In this country we have hotels that are democratized versions of European palaces. We have parks that are democratized versions of royal hunting grounds. And we have the novels of Saul Bellow, which are European novels of ideas adapted to the idiom of the American wisenheimer.
So much of the best American culture has been an imitation, adaptation or rejection of European forms and ideas. But Bellow's death reminds us that we're now living in a unipolar moment, culturally as well as politically. Today's writers and artists are much less likely to be Americanizing European stuff, and a way of writing and thinking is dying.
In the 1950's, when Bellow came of age, European ideas enjoyed immense prestige. Hannah Arendt and other émigrés brought their central European intellectual seriousness with them, and it was natural that a young, ambitious writer like Bellow would want to take on Dostoyevsky, Tolstoy, Gogol, Proust and Kafka. It was natural that he would go on to write a novel, "Herzog," in which the hero tries to make sense of the world by writing letters to Martin Heidegger.
"American readers sometimes object to a kind of foreignness in my books," Bellow once observed.
But contact with European seriousness only made him more acutely aware of his own Americanness, as it has with so many others. While admiring the intellectual aristocracy of Europe, he grew up on the streets of Chicago, a full-bore democrat. Attracted by the hierarchies of the best that has been thought and said, he still had that American instinct to take any hierarchy and - Marx Brothers-style - ridicule it to smithereens.
Attracted by the rarefied but often anti-Semitic world of high culture, he had that Jewish instinct to want entree into that world and yet not want it at the same time.
Out of that tension between European elitism, which stoked Bellow's ambition, and America's leveling democratic shtick, which was in his bones, emerged Bellow's manic conception of the American dream. In his first great book, "The Adventures of Augie March," Bellow writes of "the universal eligibility to be noble." As Christopher Hitchens wrote in a wonderful essay for The Wilson Quarterly a few years ago, that's as "potent a statement of the American dream as has ever been uttered."

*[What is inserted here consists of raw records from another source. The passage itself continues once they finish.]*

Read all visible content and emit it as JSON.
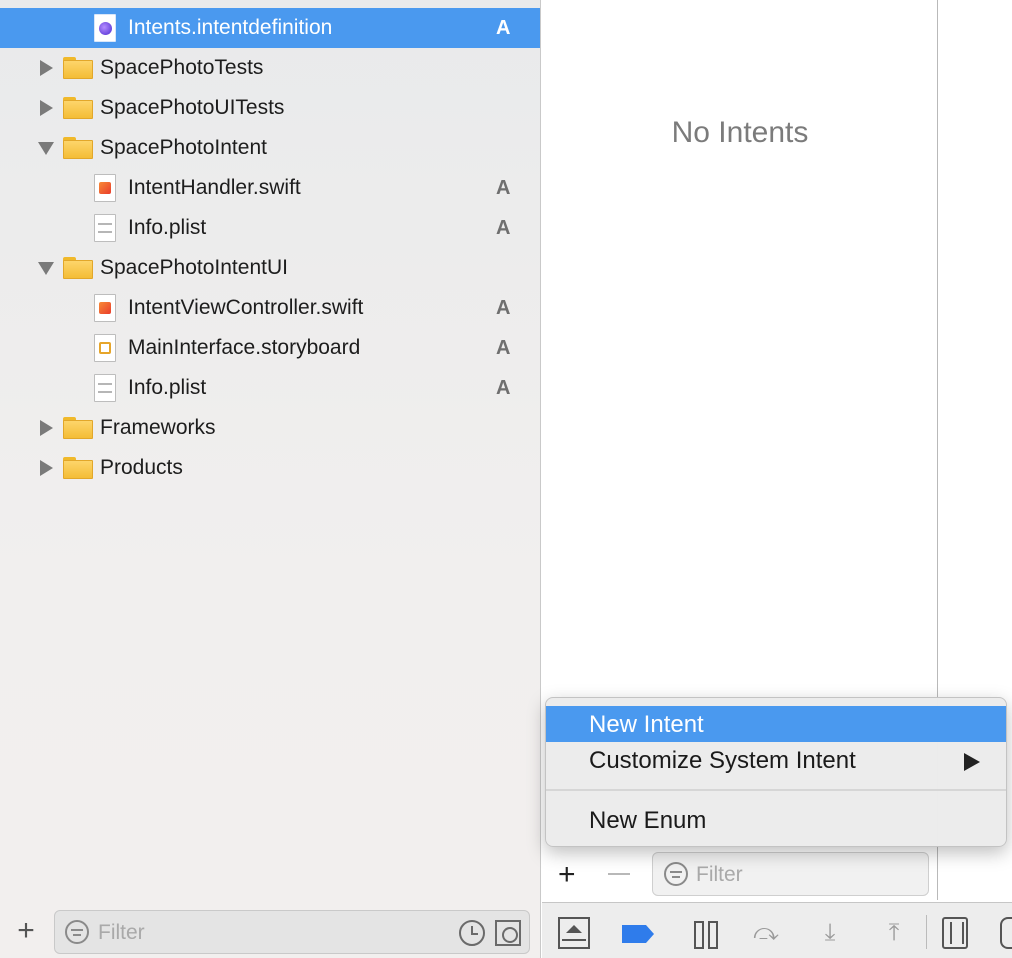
{
  "navigator": {
    "items": [
      {
        "label": "Intents.intentdefinition",
        "kind": "intents-file",
        "status": "A",
        "selected": true
      },
      {
        "label": "SpacePhotoTests",
        "kind": "folder",
        "expanded": false,
        "status": ""
      },
      {
        "label": "SpacePhotoUITests",
        "kind": "folder",
        "expanded": false,
        "status": ""
      },
      {
        "label": "SpacePhotoIntent",
        "kind": "folder",
        "expanded": true,
        "status": ""
      },
      {
        "label": "IntentHandler.swift",
        "kind": "swift-file",
        "status": "A"
      },
      {
        "label": "Info.plist",
        "kind": "plist-file",
        "status": "A"
      },
      {
        "label": "SpacePhotoIntentUI",
        "kind": "folder",
        "expanded": true,
        "status": ""
      },
      {
        "label": "IntentViewController.swift",
        "kind": "swift-file",
        "status": "A"
      },
      {
        "label": "MainInterface.storyboard",
        "kind": "storyboard-file",
        "status": "A"
      },
      {
        "label": "Info.plist",
        "kind": "plist-file",
        "status": "A"
      },
      {
        "label": "Frameworks",
        "kind": "folder",
        "expanded": false,
        "status": ""
      },
      {
        "label": "Products",
        "kind": "folder",
        "expanded": false,
        "status": ""
      }
    ],
    "add_icon": "plus-icon",
    "filter_placeholder": "Filter"
  },
  "editor": {
    "empty_label": "No Intents",
    "add_icon": "plus-icon",
    "remove_icon": "minus-icon",
    "filter_placeholder": "Filter"
  },
  "context_menu": {
    "items": [
      {
        "label": "New Intent",
        "highlighted": true
      },
      {
        "label": "Customize System Intent",
        "submenu": true
      },
      {
        "label": "New Enum"
      }
    ]
  },
  "debug_bar": {
    "icons": [
      "hide-debug-area-icon",
      "breakpoints-icon",
      "pause-icon",
      "step-over-icon",
      "step-into-icon",
      "step-out-icon",
      "view-hierarchy-icon",
      "simulate-location-icon"
    ]
  },
  "colors": {
    "selection": "#4a99ef",
    "breakpoint": "#2f7ceb"
  }
}
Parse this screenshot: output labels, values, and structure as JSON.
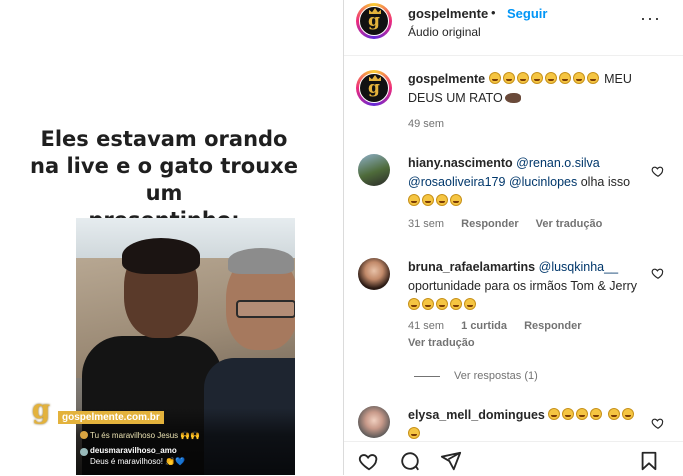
{
  "media": {
    "caption": "Eles estavam orando\nna live e o gato trouxe um\npresentinho:",
    "video_chat": [
      {
        "text": "Tu és maravilhoso Jesus 🙌🙌"
      },
      {
        "text": "deusmaravilhoso_amo"
      },
      {
        "text": "Deus é maravilhoso! 👏💙"
      }
    ],
    "watermark": {
      "logo_letter": "g",
      "text": "gospelmente.com.br"
    }
  },
  "post_header": {
    "username": "gospelmente",
    "separator": "•",
    "follow_label": "Seguir",
    "audio_label": "Áudio original",
    "more_icon": "more-dots-icon"
  },
  "caption": {
    "username": "gospelmente",
    "text_tail": "MEU DEUS UM RATO",
    "time": "49 sem",
    "laugh_emoji_count": 8
  },
  "comments": [
    {
      "username": "hiany.nascimento",
      "mention1": "@renan.o.silva",
      "mention2": "@rosaoliveira179",
      "mention3": "@lucinlopes",
      "text_tail": "olha isso",
      "time": "31 sem",
      "reply_label": "Responder",
      "translate_label": "Ver tradução"
    },
    {
      "username": "bruna_rafaelamartins",
      "mention1": "@lusqkinha__",
      "text_tail": "oportunidade para os irmãos Tom & Jerry",
      "time": "41 sem",
      "likes": "1 curtida",
      "reply_label": "Responder",
      "translate_label": "Ver tradução",
      "view_replies": "Ver respostas (1)"
    },
    {
      "username": "elysa_mell_domingues"
    }
  ],
  "actions": {
    "like_icon": "heart-icon",
    "comment_icon": "comment-icon",
    "share_icon": "share-icon",
    "save_icon": "bookmark-icon"
  }
}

This idea, that we can all grow up to be noble, acknowledges the virtue of aristocratic greatness and reconciles it with equality. It spiritualizes the American scramble for success.
"Look at me, going everywhere! Why, I am a sort of Columbus of those near-at-hand," Augie March exults. Bellow's comic twist on this idea is that these soaring big ideas and big ambitions often end up detaching Americans from reality. Bellow's characters are often on these epic voyages - even if only in their own minds - and they flit wildly between the hyper-materialism of American commercial life and the hyper-attenuated aspirations in their heads.
As one of the characters says to Augie, "You have a nobility syndrome. You can't adjust to the reality situation."
Bellow's best America would be a Times Square version of a German university, with intellectual rigor on one side and scrambling freedom - sex included - on the other.
The tension that propelled Bellow's work is now mostly absent from American life. On the one hand, you have a generation of students who are educated in a way that doesn't bring them into contact with the European canon, the old "best that has been thought and said." They don't have a chance to push back and assert their own Americanness. On the other hand, there are those in the academic and literary stratosphere who are part of the global circuit of conferences and academic appointments. They seem aloof from or ashamed of America, so they are not driven to define, the way Bellow did, an American identity.
Finally there are the rest of us who don't pay attention to what is being written and said in Europe because it doesn't seem that exciting, (Quick, what book is the talk of Berlin? Who is the François Truffaut of our moment?)
American democracy is no longer engaged in an Oedipal struggle with European aristocracy, the
way it was from the days of the American Revolution all the way up until Bellow's heyday.
We're living in a unipolar culture, and it's lonely at the top.